    • ‘Research has shown that an improvement in site speed can increase conversions.’
    • ‘If you improve conversion by 1% you will make $400 a month.’
    • ‘Tweaking your landing page is the most cost-effective way to improve your conversion rate.’
    • ‘Any advertiser who is interested in increasing conversions on their website will find Website Optimizer useful.’
    • ‘Strange as it sounds these logos will in fact reinforce trust and increase conversion rates.’
    • ‘If you see that successful pages all have one thing in common, you can start testing these on other sections to increase conversions across your whole site.’
    • ‘I had a client who got all excited about tiny traffic increases, but I proved to them that a small change could boost conversions by 20%, and they barely cared.’
    • ‘Online businesses continue to focus heavily on customer acquisition marketing, but by redirecting the same level of investment into improving conversion performance, organisations stand to see far greater returns.’
    • ‘He says that some catalogs have seen conversion rates increase by one-third.’
    • ‘Simple adjustments such as color, wording, and content placement have been proven to increase conversion rates by upwards of 40 percent.’
  • 5Law
    The action of wrongfully dealing with goods in a manner inconsistent with the owner's rights.
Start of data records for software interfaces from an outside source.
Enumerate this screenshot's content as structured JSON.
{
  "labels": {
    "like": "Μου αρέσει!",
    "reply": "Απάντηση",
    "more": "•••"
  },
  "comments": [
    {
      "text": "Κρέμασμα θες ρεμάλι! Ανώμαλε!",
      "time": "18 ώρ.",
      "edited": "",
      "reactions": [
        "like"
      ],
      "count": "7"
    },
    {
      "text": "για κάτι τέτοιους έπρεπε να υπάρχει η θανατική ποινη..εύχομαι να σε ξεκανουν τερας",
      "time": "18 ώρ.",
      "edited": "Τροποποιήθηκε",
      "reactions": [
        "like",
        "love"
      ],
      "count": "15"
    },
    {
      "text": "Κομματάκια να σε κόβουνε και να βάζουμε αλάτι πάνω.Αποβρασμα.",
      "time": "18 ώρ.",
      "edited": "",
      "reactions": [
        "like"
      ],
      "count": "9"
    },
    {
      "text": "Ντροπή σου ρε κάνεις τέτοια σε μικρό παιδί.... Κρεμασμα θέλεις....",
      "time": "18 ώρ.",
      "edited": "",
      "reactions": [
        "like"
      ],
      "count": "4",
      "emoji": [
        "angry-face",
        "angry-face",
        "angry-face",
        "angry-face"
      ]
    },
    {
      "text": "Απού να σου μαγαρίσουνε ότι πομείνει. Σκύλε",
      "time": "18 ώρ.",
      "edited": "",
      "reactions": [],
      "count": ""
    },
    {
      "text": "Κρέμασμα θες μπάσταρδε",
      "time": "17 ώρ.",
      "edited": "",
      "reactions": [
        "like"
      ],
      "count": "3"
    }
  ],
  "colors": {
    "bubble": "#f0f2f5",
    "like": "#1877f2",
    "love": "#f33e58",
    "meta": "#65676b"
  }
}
    ‘he was found guilty of the fraudulent conversion of clients' monies’
    • ‘The legislation will simplify the law on larceny, fraudulent conversion, forgery and embezzlement.’
    • ‘He faces 47 charges of false pretences, forgery and fraudulent conversion between 1995 and April 2001.’
    • ‘After two years on remand, he pleads guilty to charges of fraudulent conversion of clients' funds and is sentenced to five years in jail less remission for good behaviour and the time he has already spent awaiting trial.’
    • ‘This case is not however authority for the proposition that the exercise of a lien against the would-be seller would amount to conversion against the true owner.’
    • ‘Dishonesty is not an essential ingredient of the tort of conversion.’
  • 6Psychiatry
    The manifestation of a mental disturbance as a physical disorder or disease.

    as modifier ‘conversion disorders’
    • ‘It was concluded that the present results provide evidence of a relationship between childhood traumatization and conversion disorder.’
    • ‘What she did have was a form of conversion disorder.’
    • ‘But hysteria lives on today in a different guise - conversion disorder.’
    • ‘Moreover, in this process of hysterical conversion, symptoms are not arbitrary and meaningless phenomena but complex symbolizations of repressed psychological experiences.’
    • ‘As many as 4% of those attending neurology outpatient clinics in the United Kingdom have been estimated to have conversion disorders.’

Origin

Middle English (in the sense ‘turning of sinners to God’): via Old French from Latin conversio(n-), from convers- ‘turned about’, from the verb convertere (see convert).

Pronunciation

conversion

/kənˈvəːʃ(ə)n/